• **What is needed**: Look through the records and report how many lines include the word "JSON", with no other words.

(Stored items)
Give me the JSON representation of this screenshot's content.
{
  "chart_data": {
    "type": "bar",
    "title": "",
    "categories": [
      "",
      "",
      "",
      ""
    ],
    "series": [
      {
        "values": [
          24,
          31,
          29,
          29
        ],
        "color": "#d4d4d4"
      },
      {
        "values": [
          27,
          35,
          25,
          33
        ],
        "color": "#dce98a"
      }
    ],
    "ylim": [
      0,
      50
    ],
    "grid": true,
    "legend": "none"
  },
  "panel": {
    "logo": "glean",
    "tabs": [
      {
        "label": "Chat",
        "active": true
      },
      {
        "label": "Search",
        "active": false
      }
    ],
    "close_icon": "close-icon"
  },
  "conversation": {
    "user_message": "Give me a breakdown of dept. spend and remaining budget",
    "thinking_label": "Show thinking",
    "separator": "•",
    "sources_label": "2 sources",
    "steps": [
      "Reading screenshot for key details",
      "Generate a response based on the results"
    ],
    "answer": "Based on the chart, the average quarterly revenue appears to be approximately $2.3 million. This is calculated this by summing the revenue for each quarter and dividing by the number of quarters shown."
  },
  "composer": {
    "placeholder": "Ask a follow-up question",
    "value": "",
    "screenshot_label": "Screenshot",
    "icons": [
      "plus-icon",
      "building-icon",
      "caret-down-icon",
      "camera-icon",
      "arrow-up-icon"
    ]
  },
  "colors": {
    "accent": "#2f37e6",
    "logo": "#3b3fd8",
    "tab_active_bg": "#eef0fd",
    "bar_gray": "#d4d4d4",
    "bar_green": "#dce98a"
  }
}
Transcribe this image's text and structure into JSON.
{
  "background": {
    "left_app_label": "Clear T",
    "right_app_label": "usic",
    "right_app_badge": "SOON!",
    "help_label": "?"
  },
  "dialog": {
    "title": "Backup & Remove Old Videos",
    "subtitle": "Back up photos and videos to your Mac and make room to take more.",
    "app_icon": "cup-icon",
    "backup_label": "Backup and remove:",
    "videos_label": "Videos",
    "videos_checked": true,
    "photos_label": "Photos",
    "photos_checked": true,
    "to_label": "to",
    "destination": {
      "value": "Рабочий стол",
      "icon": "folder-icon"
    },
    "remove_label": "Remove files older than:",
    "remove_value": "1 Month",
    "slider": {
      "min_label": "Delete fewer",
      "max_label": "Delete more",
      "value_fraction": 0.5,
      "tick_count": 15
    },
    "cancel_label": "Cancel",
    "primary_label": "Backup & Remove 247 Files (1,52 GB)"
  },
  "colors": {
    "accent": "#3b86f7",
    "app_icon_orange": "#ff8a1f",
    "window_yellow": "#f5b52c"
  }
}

• **Exercise response**: 2